Nelson Mandela 'proven' to be member of Communist Party after decades of denial
Nearly 50 years after Nelson Mandela was first accused of being a Communist, a new book has claimed that he was a Communist party member after all.
For decades, it was one of the enduring disputes of South Africa's anti-apartheid struggle.
Was Nelson Mandela, the leader of the African National Congress, really a secret Communist, as the white-only government of the time alleged?
Or, as he claimed during the infamous 1963 trial that saw him jailed for life, was it simply a smear to discredit him in a world riven by Cold War tensions?
Now, nearly half a century after the court case that made him the world's best-known prisoner of conscience, a new book has claimed that whatever the wider injustice perpetrated, Mandela was indeed a Communist party member after all.
According to the Telegraph, Mandela, who won the Nobel Peace Prize in 1993, has always denied being a member of the South African branch of the movement, which mounted an armed campaign of guerrilla resistance along with the ANC.
But research by a British historian, Professor Stephen Ellis, has unearthed fresh evidence that during his early years as an activist, Mandela did hold senior rank in the South African Communist Party, or SACP, the report said.
He said that Mandela joined the SACP to enlist the help of the Communist superpowers for the ANC's campaign of armed resistance to white rule, the report added.
According to the report, his book also provides fresh detail on how the ANC's military wing had bomb-making lessons from the IRA, and intelligence training from the East German Stasi, which it used to carry out brutal interrogations of suspected 'spies' at secret prison camps.
Although Mandela appears to have joined the SACP more for their political connections than their ideas, his membership could have damaged his standing in the West had it been disclosed while he was still fighting to dismantle apartheid, the report said.
"Nelson Mandela's reputation is based both on his ability to overcome personal animosities and to be magnanimous to all South Africans, white and black, and that is what impressed the world," Professor Ellis, a former Amnesty International researcher who is based at the Free University of Amsterdam, said.
"But what this shows is that like any politician, he was prepared to make opportunistic alliances," he said.
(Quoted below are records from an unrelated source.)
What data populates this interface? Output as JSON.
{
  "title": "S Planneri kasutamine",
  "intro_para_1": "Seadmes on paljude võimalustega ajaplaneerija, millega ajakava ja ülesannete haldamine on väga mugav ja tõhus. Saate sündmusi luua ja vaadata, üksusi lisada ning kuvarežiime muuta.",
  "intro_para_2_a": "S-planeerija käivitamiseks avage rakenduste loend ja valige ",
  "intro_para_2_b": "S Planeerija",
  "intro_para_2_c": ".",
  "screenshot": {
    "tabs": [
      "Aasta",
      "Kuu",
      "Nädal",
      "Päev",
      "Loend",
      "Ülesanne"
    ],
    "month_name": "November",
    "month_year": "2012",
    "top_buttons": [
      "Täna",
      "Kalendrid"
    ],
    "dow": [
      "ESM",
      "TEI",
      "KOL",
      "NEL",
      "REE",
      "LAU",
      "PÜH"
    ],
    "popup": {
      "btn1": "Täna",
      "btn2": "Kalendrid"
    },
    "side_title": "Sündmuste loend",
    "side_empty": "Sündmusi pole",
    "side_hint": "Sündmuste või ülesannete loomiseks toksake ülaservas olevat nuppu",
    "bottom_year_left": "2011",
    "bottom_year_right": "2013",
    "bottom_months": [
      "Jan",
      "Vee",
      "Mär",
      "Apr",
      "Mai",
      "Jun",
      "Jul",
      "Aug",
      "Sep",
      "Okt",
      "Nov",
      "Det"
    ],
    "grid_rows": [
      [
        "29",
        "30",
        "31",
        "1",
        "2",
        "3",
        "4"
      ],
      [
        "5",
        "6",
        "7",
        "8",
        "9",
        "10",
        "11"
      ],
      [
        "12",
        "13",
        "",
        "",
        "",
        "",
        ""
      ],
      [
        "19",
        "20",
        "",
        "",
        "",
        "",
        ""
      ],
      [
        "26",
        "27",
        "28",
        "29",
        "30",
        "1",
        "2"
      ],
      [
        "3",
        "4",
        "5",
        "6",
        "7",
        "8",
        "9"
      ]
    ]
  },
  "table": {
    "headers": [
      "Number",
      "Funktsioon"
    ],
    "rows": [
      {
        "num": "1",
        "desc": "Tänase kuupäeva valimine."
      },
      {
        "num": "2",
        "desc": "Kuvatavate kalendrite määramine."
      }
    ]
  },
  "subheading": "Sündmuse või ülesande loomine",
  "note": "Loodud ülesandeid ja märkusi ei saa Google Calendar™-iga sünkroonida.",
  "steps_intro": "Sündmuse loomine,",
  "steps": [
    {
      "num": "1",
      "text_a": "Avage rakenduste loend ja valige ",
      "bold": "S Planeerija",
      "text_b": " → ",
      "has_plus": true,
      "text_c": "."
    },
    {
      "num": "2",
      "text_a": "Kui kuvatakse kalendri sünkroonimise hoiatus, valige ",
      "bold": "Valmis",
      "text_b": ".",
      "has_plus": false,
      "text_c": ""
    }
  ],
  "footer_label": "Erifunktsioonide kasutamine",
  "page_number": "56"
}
According to the report, Mandela made his denial of Communist Party membership in the opening statement of his Rivonia trial, when he and nine other ANC leaders were tried for 221 alleged acts of sabotage designed to overthrow the apartheid system.